Was it political interference?
That's the question that won't go away after a CBC News investigation revealed that several CRA staff were angry and frustrated at their bosses' decision to offer amnesty to wealthy KPMG clients caught using an offshore tax-avoidance scheme. But bosses didn't listen when staff argued that CRA should have pursued a criminal investigation or at least tried to impose large penalties on these tax dodgers.
The story builds on the findings of Canadians for Tax Fairness' report, "What is Wrong at the CRA? And How to Fix It". Anonymous interviews with 27 CRA investigators and middle managers revealed a culture of top-down edicts, cutbacks and confusion.

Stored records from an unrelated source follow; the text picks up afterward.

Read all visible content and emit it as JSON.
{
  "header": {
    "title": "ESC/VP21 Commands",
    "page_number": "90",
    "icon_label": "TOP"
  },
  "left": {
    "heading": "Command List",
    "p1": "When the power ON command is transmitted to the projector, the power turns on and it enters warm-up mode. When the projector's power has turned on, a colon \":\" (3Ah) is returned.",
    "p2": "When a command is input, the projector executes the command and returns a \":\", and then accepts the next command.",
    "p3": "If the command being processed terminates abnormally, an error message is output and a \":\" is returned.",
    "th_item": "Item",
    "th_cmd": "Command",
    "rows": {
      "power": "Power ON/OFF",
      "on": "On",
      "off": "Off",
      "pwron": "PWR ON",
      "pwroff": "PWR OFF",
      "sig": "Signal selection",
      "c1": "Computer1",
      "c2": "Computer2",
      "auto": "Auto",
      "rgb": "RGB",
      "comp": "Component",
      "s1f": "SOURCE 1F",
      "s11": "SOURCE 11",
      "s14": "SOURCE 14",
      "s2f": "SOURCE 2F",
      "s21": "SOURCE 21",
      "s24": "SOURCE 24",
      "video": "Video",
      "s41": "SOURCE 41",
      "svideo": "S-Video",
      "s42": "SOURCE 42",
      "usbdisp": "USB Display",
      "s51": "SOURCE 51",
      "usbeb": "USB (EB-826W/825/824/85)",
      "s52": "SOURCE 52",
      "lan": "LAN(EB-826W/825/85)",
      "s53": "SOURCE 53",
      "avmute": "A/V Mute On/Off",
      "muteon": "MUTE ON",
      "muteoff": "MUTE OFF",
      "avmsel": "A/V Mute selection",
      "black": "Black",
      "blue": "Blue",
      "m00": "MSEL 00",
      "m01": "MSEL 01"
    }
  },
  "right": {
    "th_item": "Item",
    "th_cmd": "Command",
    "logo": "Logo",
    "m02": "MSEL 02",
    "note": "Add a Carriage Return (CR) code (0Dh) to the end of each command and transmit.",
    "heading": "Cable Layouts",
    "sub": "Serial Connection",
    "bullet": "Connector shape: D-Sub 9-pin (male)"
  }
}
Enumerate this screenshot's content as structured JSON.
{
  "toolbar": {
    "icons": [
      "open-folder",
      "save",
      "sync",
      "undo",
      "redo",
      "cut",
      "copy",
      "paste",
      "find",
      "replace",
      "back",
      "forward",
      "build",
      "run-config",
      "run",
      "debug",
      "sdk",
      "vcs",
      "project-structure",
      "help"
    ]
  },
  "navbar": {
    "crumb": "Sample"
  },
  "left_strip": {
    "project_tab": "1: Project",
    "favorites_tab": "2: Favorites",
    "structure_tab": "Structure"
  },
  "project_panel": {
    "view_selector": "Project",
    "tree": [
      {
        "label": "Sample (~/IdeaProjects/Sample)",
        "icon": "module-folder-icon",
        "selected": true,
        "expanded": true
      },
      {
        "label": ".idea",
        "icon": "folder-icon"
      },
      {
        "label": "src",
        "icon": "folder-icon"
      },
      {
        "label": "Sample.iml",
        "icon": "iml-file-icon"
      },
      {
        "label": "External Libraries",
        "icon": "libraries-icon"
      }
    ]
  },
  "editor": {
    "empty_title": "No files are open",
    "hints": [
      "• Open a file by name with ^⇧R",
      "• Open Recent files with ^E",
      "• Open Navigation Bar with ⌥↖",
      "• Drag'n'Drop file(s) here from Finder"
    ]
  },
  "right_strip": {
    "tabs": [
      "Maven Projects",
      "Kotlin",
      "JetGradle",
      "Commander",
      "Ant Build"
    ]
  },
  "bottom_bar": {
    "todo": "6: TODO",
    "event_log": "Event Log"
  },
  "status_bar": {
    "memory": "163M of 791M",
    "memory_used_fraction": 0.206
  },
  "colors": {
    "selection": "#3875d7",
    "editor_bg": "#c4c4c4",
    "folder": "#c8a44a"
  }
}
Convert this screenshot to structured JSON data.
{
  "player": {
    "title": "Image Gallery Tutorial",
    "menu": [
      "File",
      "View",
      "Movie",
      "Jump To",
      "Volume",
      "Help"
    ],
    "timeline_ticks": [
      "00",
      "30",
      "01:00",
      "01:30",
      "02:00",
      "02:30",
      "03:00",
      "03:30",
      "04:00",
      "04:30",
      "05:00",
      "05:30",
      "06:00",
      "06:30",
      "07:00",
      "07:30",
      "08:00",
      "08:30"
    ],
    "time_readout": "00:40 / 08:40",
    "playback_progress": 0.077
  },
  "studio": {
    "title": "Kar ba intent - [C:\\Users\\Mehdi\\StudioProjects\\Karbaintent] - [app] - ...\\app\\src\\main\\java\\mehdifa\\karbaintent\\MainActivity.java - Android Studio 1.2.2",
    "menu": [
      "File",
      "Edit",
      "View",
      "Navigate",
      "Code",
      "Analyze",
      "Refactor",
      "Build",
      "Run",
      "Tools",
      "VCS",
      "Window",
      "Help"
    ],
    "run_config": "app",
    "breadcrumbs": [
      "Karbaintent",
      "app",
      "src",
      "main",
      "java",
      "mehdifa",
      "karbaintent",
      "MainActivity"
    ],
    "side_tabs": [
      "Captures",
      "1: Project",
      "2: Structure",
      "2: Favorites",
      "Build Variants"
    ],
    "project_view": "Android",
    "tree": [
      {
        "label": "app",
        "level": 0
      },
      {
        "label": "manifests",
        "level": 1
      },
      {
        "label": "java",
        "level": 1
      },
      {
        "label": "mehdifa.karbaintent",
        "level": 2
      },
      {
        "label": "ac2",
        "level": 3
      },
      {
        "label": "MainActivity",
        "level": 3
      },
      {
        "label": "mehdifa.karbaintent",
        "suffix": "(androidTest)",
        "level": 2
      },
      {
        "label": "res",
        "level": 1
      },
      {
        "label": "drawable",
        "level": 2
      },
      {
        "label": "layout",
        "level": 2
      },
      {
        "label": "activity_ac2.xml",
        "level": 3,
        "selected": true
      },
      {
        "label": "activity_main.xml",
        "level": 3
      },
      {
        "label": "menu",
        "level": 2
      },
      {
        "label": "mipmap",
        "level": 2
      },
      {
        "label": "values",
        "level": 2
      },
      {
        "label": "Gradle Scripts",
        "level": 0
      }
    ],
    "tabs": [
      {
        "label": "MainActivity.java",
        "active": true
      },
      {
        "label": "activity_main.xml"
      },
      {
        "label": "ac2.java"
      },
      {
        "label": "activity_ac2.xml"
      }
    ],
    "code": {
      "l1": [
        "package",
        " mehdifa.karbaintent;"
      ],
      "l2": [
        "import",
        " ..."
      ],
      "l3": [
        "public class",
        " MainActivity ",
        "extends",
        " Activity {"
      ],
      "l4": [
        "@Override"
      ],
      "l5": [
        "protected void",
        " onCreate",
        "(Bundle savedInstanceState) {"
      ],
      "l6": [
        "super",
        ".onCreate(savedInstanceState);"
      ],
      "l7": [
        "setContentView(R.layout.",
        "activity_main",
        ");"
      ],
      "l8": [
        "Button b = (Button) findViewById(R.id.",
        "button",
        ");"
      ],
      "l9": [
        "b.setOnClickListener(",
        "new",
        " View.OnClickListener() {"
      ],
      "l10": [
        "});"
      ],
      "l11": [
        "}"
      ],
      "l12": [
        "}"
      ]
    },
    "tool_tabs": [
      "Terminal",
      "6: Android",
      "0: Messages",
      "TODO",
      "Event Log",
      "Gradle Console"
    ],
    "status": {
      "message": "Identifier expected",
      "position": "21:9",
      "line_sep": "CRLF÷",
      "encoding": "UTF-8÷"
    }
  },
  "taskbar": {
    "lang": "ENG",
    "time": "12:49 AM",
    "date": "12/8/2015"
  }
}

Twelve weeks after we sent her the report CRA Minister Diane LeBouthillier still refuses to meet with C4TF to explore the issues.
- "A public investigation is in order that goes right up to the former PM and his office," wrote Chris Rose.
- "How dare the government settle with somebody it has a claim against in order to avoid the uncertainty of losing or the cost of litigating," wrote Todd Brayer
- "All accounting firms should be excluded (from government contracts) until they clean up their act", tweeted Wally Zee.
- "Deport them to the country they stash their cash in," tweeted Ronda Zwierz with her tongue in cheek.
In an email to Tax Fairness, Senator Percy Downe who has spent years tracking this issue says: " The story reinforces what we've known for years about how the CRA deals with large scale overseas tax evasion. The October 2013 report of the Auditor General on the "original" Liechtenstein tax evasion scandal (there are now so many, we have to differentiate among them) discussed "waived referrals" which amounted to an admission from CRA that they were simply incapable of following up on information proved to them.
Canadian taxpayers expect their government to operate a tax system that is fair, transparent and modern. We deserve no less.